SEBRING - A Nazi banner that bore the signatures of five American World War II soldiers when the Allied forces stormed Hitler's private tea house in the Bavarian Alps found a new home Wednesday.
And four generations of one of the soldiers' family were on hand to mark the occasion of what David H. Tubesing fought against.
A few tears were shed as Tubesing's family examined his signature on the 20-foot-long banner that will now be on exhibit at the Military Sea Services Museum.
Naples resident William Legan, who had found the banner in a trash receptacle when he was a kid, donated the flag to the museum.

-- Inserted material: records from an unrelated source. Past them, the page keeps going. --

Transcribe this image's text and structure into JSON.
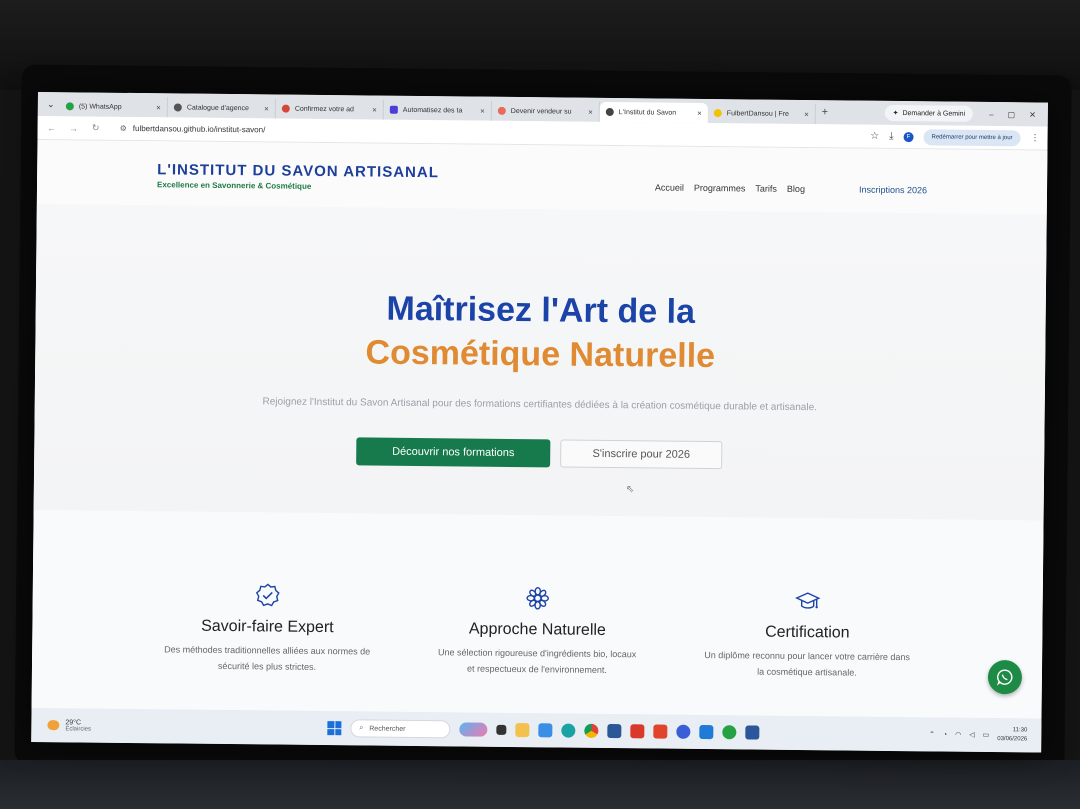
{
  "browser": {
    "tabs": [
      {
        "label": "(5) WhatsApp",
        "color": "#25a244",
        "active": false
      },
      {
        "label": "Catalogue d'agence",
        "color": "#555555",
        "active": false
      },
      {
        "label": "Confirmez votre ad",
        "color": "#d44638",
        "active": false
      },
      {
        "label": "Automatisez des ta",
        "color": "#4b3fd6",
        "active": false
      },
      {
        "label": "Devenir vendeur su",
        "color": "#e96a5a",
        "active": false
      },
      {
        "label": "L'Institut du Savon",
        "color": "#444444",
        "active": true
      },
      {
        "label": "FulbertDansou | Fre",
        "color": "#f2c200",
        "active": false
      }
    ],
    "gemini_label": "Demander à Gemini",
    "url": "fulbertdansou.github.io/institut-savon/",
    "profile_initial": "F",
    "resume_label": "Redémarrer pour mettre à jour"
  },
  "site": {
    "brand": {
      "name": "L'INSTITUT DU SAVON ARTISANAL",
      "tagline": "Excellence en Savonnerie & Cosmétique"
    },
    "nav": {
      "home": "Accueil",
      "programs": "Programmes",
      "pricing": "Tarifs",
      "blog": "Blog",
      "cta": "Inscriptions 2026"
    },
    "hero": {
      "title_line1": "Maîtrisez l'Art de la",
      "title_line2": "Cosmétique Naturelle",
      "subtitle": "Rejoignez l'Institut du Savon Artisanal pour des formations certifiantes dédiées à la création cosmétique durable et artisanale.",
      "primary_button": "Découvrir nos formations",
      "secondary_button": "S'inscrire pour 2026"
    },
    "features": [
      {
        "title": "Savoir-faire Expert",
        "desc_line1": "Des méthodes traditionnelles alliées aux normes de",
        "desc_line2": "sécurité les plus strictes."
      },
      {
        "title": "Approche Naturelle",
        "desc_line1": "Une sélection rigoureuse d'ingrédients bio, locaux",
        "desc_line2": "et respectueux de l'environnement."
      },
      {
        "title": "Certification",
        "desc_line1": "Un diplôme reconnu pour lancer votre carrière dans",
        "desc_line2": "la cosmétique artisanale."
      }
    ],
    "colors": {
      "brand_blue": "#1c44a8",
      "accent_orange": "#e08a33",
      "primary_green": "#177a4c"
    }
  },
  "taskbar": {
    "weather_temp": "29°C",
    "weather_desc": "Éclaircies",
    "search_placeholder": "Rechercher",
    "time": "11:30",
    "date": "03/06/2026"
  }
}
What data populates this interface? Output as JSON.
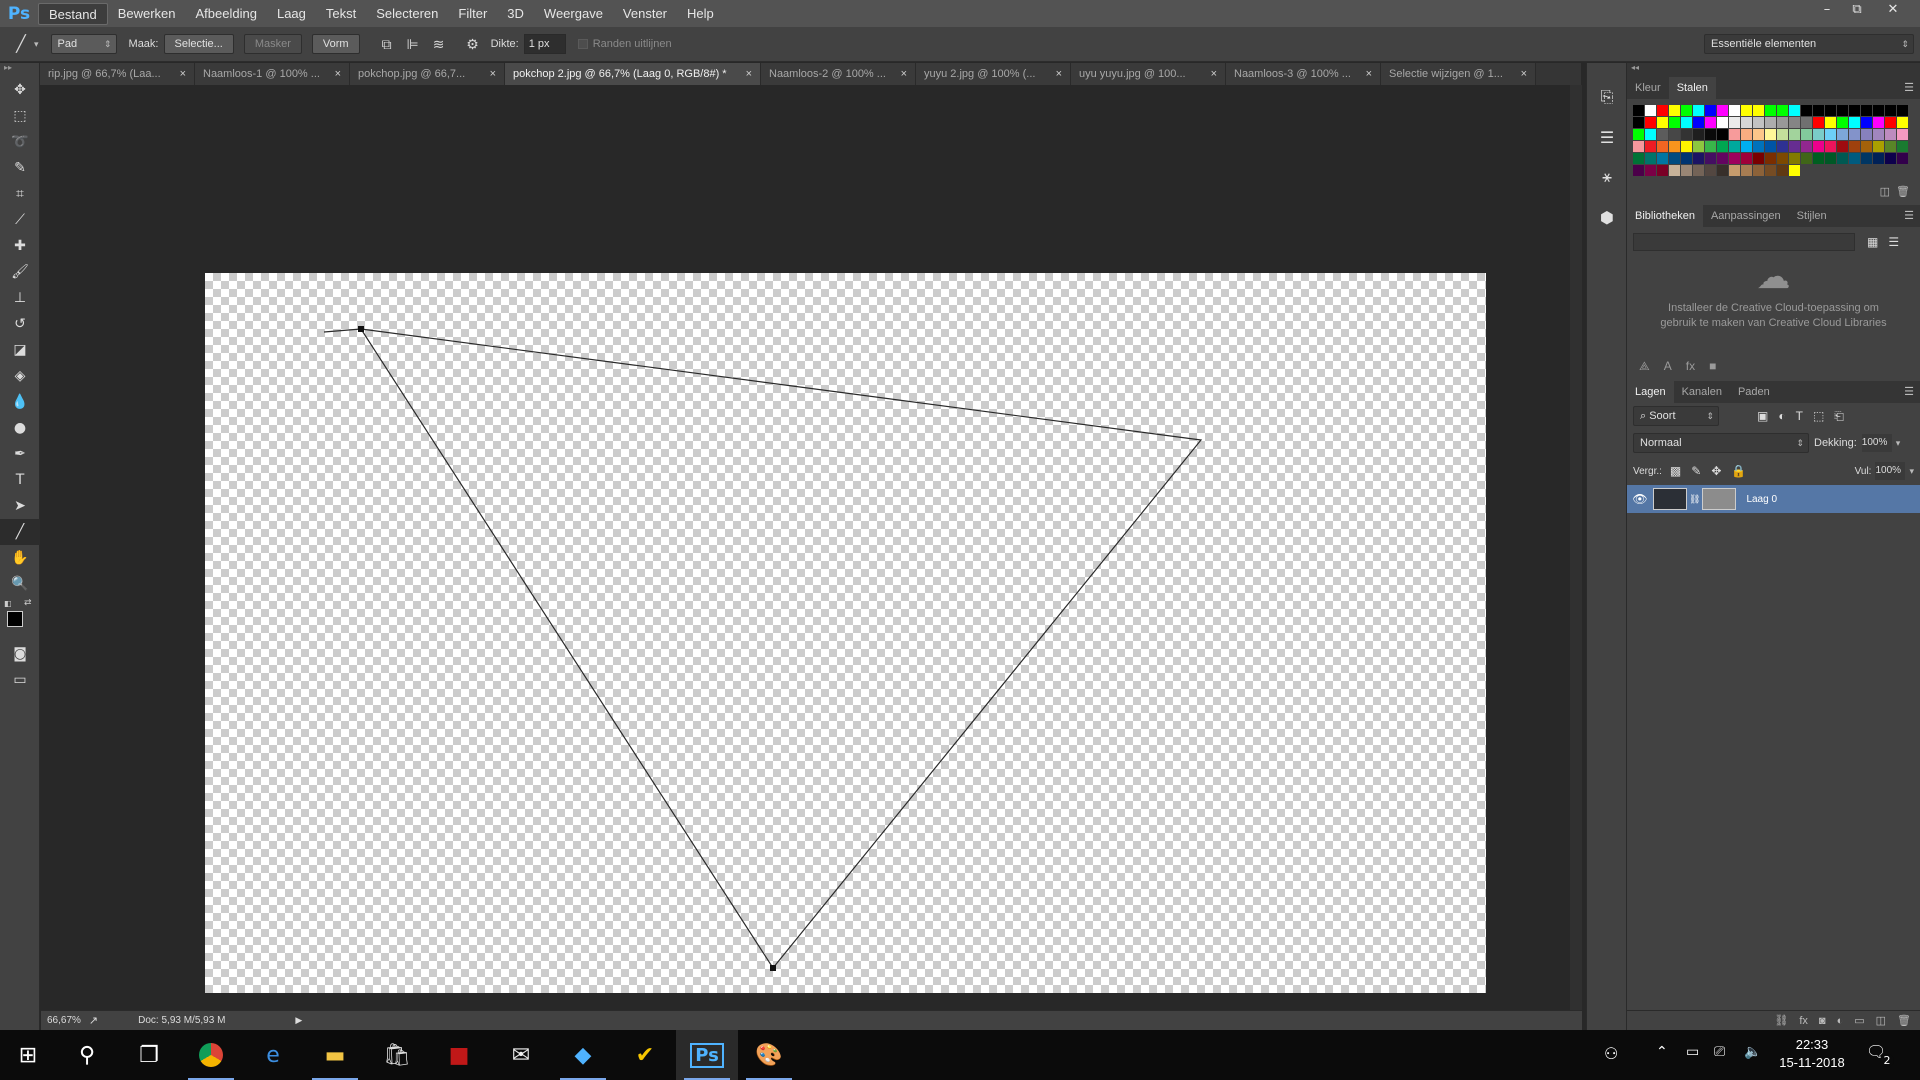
{
  "app": {
    "logo": "Ps"
  },
  "menu": [
    "Bestand",
    "Bewerken",
    "Afbeelding",
    "Laag",
    "Tekst",
    "Selecteren",
    "Filter",
    "3D",
    "Weergave",
    "Venster",
    "Help"
  ],
  "window_controls": [
    "–",
    "⧉",
    "✕"
  ],
  "options": {
    "mode": "Pad",
    "make_label": "Maak:",
    "selection_btn": "Selectie...",
    "mask_btn": "Masker",
    "shape_btn": "Vorm",
    "thickness_label": "Dikte:",
    "thickness_value": "1 px",
    "align_edges": "Randen uitlijnen",
    "workspace": "Essentiële elementen"
  },
  "tabs": [
    {
      "label": "rip.jpg @ 66,7% (Laa...",
      "active": false
    },
    {
      "label": "Naamloos-1 @ 100% ...",
      "active": false
    },
    {
      "label": "pokchop.jpg @ 66,7...",
      "active": false
    },
    {
      "label": "pokchop 2.jpg @ 66,7% (Laag 0, RGB/8#) *",
      "active": true
    },
    {
      "label": "Naamloos-2 @ 100% ...",
      "active": false
    },
    {
      "label": "yuyu 2.jpg @ 100% (...",
      "active": false
    },
    {
      "label": "uyu yuyu.jpg @ 100...",
      "active": false
    },
    {
      "label": "Naamloos-3 @ 100% ...",
      "active": false
    },
    {
      "label": "Selectie wijzigen @ 1...",
      "active": false
    }
  ],
  "tab_close": "×",
  "status": {
    "zoom": "66,67%",
    "doc": "Doc: 5,93 M/5,93 M"
  },
  "color_panel": {
    "tabs": [
      "Kleur",
      "Stalen"
    ],
    "active": "Stalen"
  },
  "swatch_colors": [
    "#000000",
    "#ffffff",
    "#ff0000",
    "#ffff00",
    "#00ff00",
    "#00ffff",
    "#0000ff",
    "#ff00ff",
    "#ffffff",
    "#ffff00",
    "#ffff00",
    "#00ff00",
    "#00ff00",
    "#00ffff",
    "#000000",
    "#000000",
    "#000000",
    "#000000",
    "#000000",
    "#000000",
    "#000000",
    "#000000",
    "#000000",
    "#000000",
    "#ff0000",
    "#ffff00",
    "#00ff00",
    "#00ffff",
    "#0000ff",
    "#ff00ff",
    "#ffffff",
    "#ebebeb",
    "#d6d6d6",
    "#c2c2c2",
    "#adadad",
    "#999999",
    "#858585",
    "#707070",
    "#ff0000",
    "#ffff00",
    "#00ff00",
    "#00ffff",
    "#0000ff",
    "#ff00ff",
    "#ff0000",
    "#ffff00",
    "#00ff00",
    "#00ffff",
    "#5c5c5c",
    "#474747",
    "#333333",
    "#1f1f1f",
    "#0a0a0a",
    "#000000",
    "#f79b9b",
    "#f9ad81",
    "#fdc68a",
    "#fff799",
    "#c4df9b",
    "#a2d39c",
    "#82ca9c",
    "#7accc8",
    "#6dcff6",
    "#7da7d9",
    "#8393ca",
    "#8781bd",
    "#a186be",
    "#bd8cbf",
    "#f49ac1",
    "#f6989d",
    "#ed1c24",
    "#f26522",
    "#f7941d",
    "#fff200",
    "#8dc73f",
    "#39b54a",
    "#00a651",
    "#00a99d",
    "#00aeef",
    "#0072bc",
    "#0054a6",
    "#2e3192",
    "#662d91",
    "#92278f",
    "#ec008c",
    "#ed145b",
    "#9e0b0f",
    "#a0410d",
    "#a3620a",
    "#aba000",
    "#598527",
    "#1a7b30",
    "#007236",
    "#00746b",
    "#0076a3",
    "#004b80",
    "#003471",
    "#1b1464",
    "#440e62",
    "#630460",
    "#9e005d",
    "#9e0039",
    "#790000",
    "#7b2e00",
    "#7d4900",
    "#827b00",
    "#406618",
    "#005e20",
    "#005826",
    "#005952",
    "#005b7f",
    "#003663",
    "#002157",
    "#0d004c",
    "#32004b",
    "#4b0049",
    "#7b0046",
    "#7a0026",
    "#c7b299",
    "#998675",
    "#736357",
    "#534741",
    "#372f2a",
    "#c69c6d",
    "#a67c52",
    "#8c6239",
    "#754c24",
    "#603913",
    "#ffff00"
  ],
  "libraries": {
    "tabs": [
      "Bibliotheken",
      "Aanpassingen",
      "Stijlen"
    ],
    "message": "Installeer de Creative Cloud-toepassing om gebruik te maken van Creative Cloud Libraries"
  },
  "layers": {
    "tabs": [
      "Lagen",
      "Kanalen",
      "Paden"
    ],
    "filter": "Soort",
    "blend_mode": "Normaal",
    "opacity_label": "Dekking:",
    "opacity_value": "100%",
    "lock_label": "Vergr.:",
    "fill_label": "Vul:",
    "fill_value": "100%",
    "items": [
      {
        "name": "Laag 0",
        "selected": true
      }
    ]
  },
  "taskbar": {
    "time": "22:33",
    "date": "15-11-2018",
    "notifications": "2"
  }
}
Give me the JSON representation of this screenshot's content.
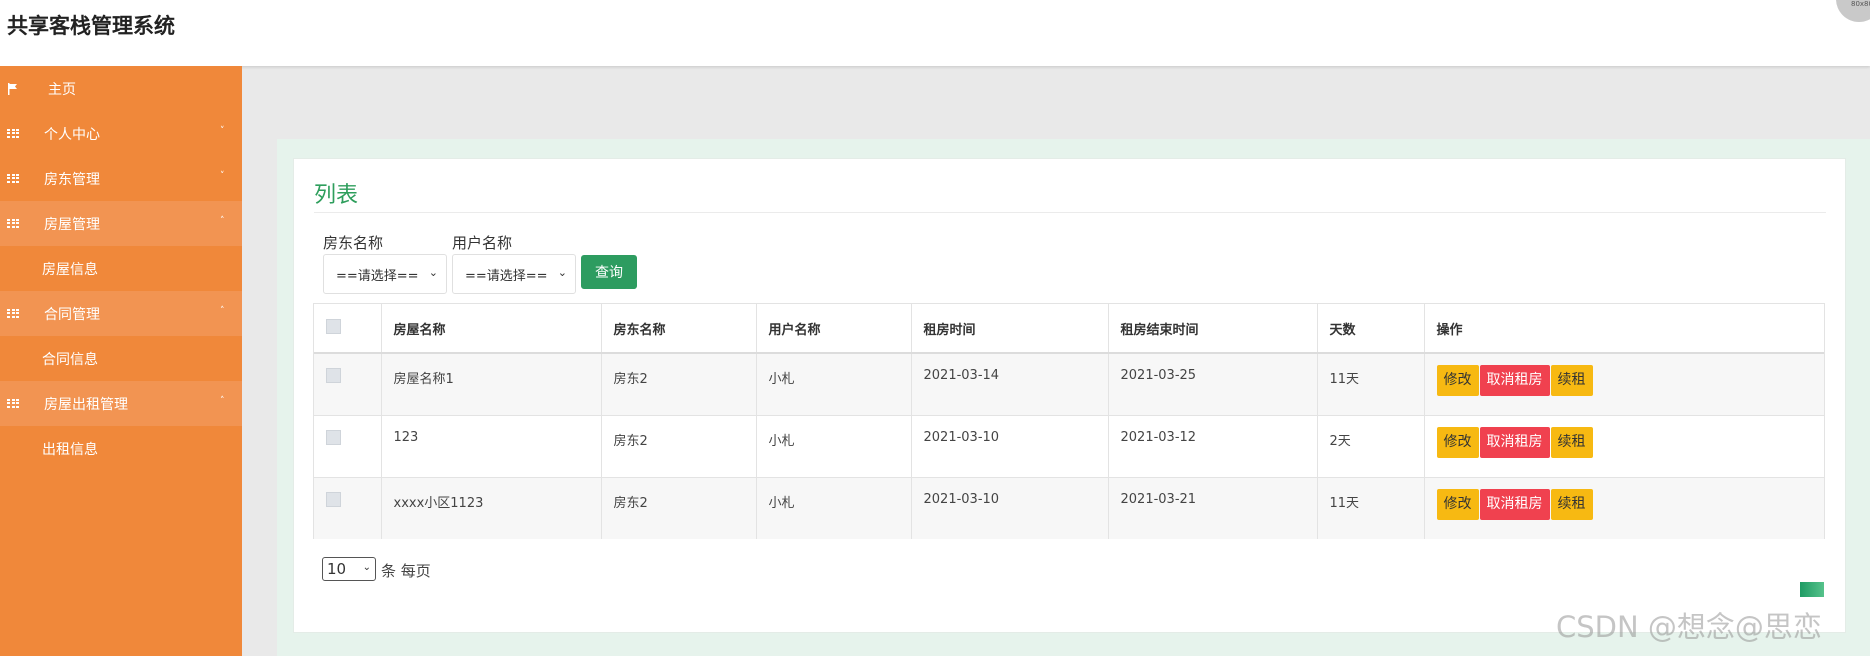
{
  "app": {
    "title": "共享客栈管理系统",
    "avatar_text": "80x80"
  },
  "sidebar": {
    "items": [
      {
        "label": "主页",
        "icon": "flag-icon"
      },
      {
        "label": "个人中心",
        "icon": "grid-icon",
        "chevron": "˅"
      },
      {
        "label": "房东管理",
        "icon": "grid-icon",
        "chevron": "˅"
      },
      {
        "label": "房屋管理",
        "icon": "grid-icon",
        "chevron": "˄"
      },
      {
        "label": "房屋信息"
      },
      {
        "label": "合同管理",
        "icon": "grid-icon",
        "chevron": "˄"
      },
      {
        "label": "合同信息"
      },
      {
        "label": "房屋出租管理",
        "icon": "grid-icon",
        "chevron": "˄"
      },
      {
        "label": "出租信息"
      }
    ]
  },
  "main": {
    "title": "列表",
    "filters": {
      "landlord_label": "房东名称",
      "landlord_value": "==请选择==",
      "user_label": "用户名称",
      "user_value": "==请选择==",
      "query_label": "查询"
    },
    "table": {
      "columns": [
        "房屋名称",
        "房东名称",
        "用户名称",
        "租房时间",
        "租房结束时间",
        "天数",
        "操作"
      ],
      "rows": [
        {
          "house": "房屋名称1",
          "landlord": "房东2",
          "user": "小札",
          "start": "2021-03-14",
          "end": "2021-03-25",
          "days": "11天"
        },
        {
          "house": "123",
          "landlord": "房东2",
          "user": "小札",
          "start": "2021-03-10",
          "end": "2021-03-12",
          "days": "2天"
        },
        {
          "house": "xxxx小区1123",
          "landlord": "房东2",
          "user": "小札",
          "start": "2021-03-10",
          "end": "2021-03-21",
          "days": "11天"
        }
      ],
      "actions": {
        "edit": "修改",
        "cancel": "取消租房",
        "renew": "续租"
      }
    },
    "pagination": {
      "page_size": "10",
      "page_size_label": "条 每页"
    }
  },
  "watermark": "CSDN @想念@思恋",
  "colors": {
    "sidebar": "#f0883a",
    "accent_green": "#2d9c60",
    "warning": "#f7b912",
    "danger": "#f0414f"
  }
}
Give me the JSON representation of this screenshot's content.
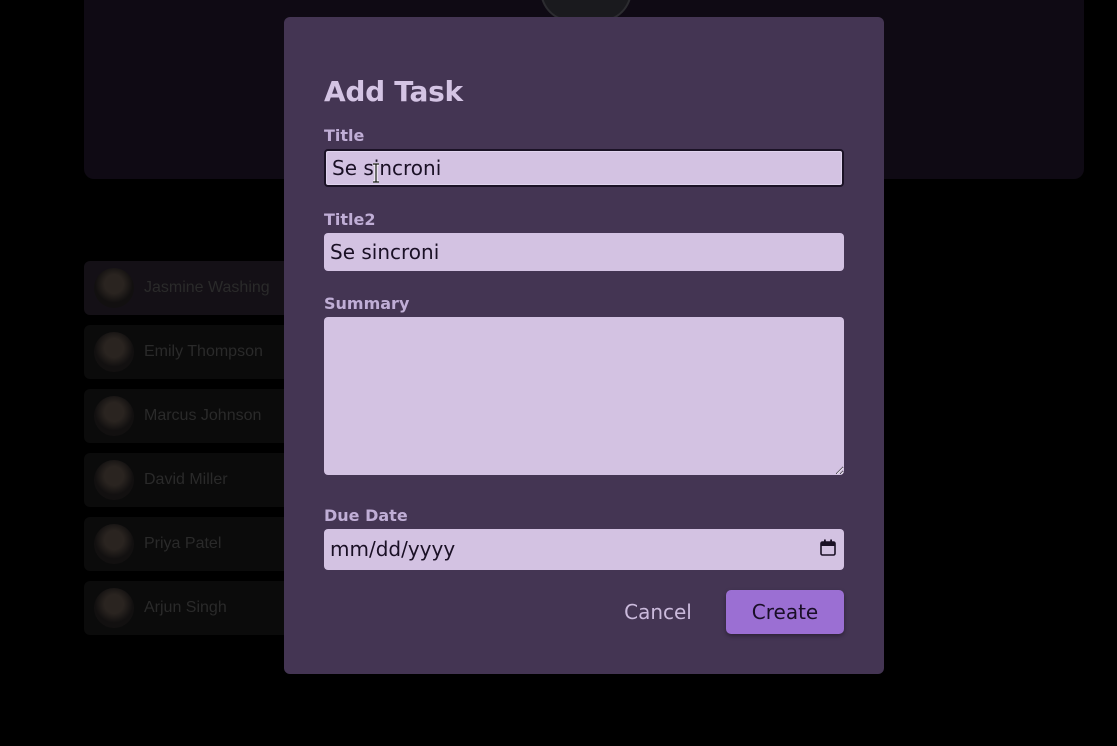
{
  "background": {
    "people": [
      {
        "name": "Jasmine Washing",
        "active": true
      },
      {
        "name": "Emily Thompson"
      },
      {
        "name": "Marcus Johnson"
      },
      {
        "name": "David Miller"
      },
      {
        "name": "Priya Patel"
      },
      {
        "name": "Arjun Singh"
      }
    ]
  },
  "modal": {
    "title": "Add Task",
    "fields": {
      "title": {
        "label": "Title",
        "value": "Se sincroni"
      },
      "title2": {
        "label": "Title2",
        "value": "Se sincroni"
      },
      "summary": {
        "label": "Summary",
        "value": ""
      },
      "due_date": {
        "label": "Due Date",
        "value": "mm/dd/yyyy"
      }
    },
    "buttons": {
      "cancel": "Cancel",
      "create": "Create"
    }
  },
  "colors": {
    "modal_bg": "#443553",
    "field_bg": "#d3c2e2",
    "accent": "#9b6fd3",
    "label": "#c0aed6"
  },
  "icons": {
    "date_picker": "calendar-icon",
    "pointer": "text-cursor-icon"
  }
}
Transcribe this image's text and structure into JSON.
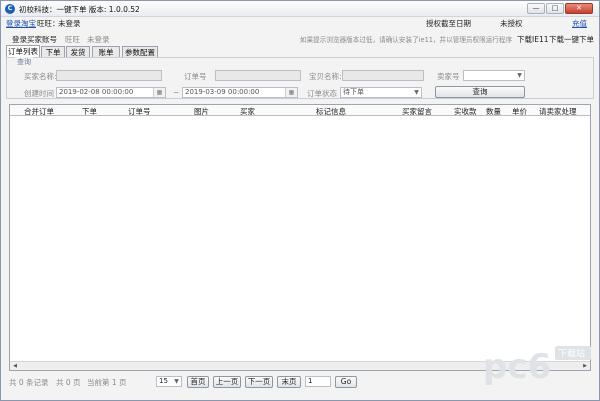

Legan, along with Tanglewood resident Jim Hummell, had tracked down the identities of the soldiers, who belonged to the 99th Chemical Mortar Battalion, in order to honor their war service.
Wednesday was the first time Tubesing's family had seen the banner, which they didn't know existed until Hummell contacted Tubesing's daughter, Donna Rehling.
Rehling's father passed away in 2004, but gathered Wednesday with eight of her family members, who flew and drove from the north, felt like her dad were standing there, she said.
"It's beyond emotional," she said.
If her father had still been alive, he would have cried, she said. Then, he would have joked and narrated the story behind the banner.
Jerry Kimm, who is with the museum, said the banner will be displayed folded in the back room.
The museum is located at 1402 Roseland Ave., Sebring. Contact them at (863) 385-0992.